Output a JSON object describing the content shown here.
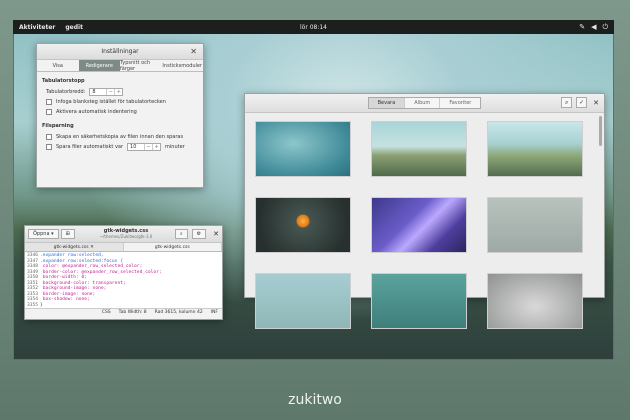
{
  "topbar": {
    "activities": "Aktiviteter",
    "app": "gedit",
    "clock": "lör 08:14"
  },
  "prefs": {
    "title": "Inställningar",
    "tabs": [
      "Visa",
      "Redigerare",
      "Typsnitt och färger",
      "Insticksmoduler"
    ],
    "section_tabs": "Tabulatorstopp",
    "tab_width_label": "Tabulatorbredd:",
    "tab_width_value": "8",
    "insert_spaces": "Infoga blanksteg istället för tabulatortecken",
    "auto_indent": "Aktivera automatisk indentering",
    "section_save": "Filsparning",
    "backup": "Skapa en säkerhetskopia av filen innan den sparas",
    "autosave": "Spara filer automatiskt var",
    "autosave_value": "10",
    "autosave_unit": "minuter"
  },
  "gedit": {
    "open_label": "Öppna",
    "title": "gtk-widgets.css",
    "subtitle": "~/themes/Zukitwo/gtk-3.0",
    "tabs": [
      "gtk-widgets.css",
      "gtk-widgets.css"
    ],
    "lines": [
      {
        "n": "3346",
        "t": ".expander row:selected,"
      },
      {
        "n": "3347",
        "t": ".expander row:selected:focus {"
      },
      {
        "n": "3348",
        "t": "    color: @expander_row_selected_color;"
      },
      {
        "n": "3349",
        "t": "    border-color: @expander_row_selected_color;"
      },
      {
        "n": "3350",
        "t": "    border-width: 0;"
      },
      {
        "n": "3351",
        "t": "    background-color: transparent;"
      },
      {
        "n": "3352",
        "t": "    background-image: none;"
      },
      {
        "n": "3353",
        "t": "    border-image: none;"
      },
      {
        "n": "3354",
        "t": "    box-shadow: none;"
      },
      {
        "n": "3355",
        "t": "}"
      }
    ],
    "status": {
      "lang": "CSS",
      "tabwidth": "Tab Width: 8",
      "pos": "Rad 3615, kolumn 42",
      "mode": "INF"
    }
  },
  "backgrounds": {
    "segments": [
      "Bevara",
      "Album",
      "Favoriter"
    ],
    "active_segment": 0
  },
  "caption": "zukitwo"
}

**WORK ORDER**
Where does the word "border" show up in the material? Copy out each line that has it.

**ANSWER TO THE PROBLEM**
        "t": "    border-color: @expander_row_selected_color;"
        "t": "    border-width: 0;"
        "t": "    border-image: none;"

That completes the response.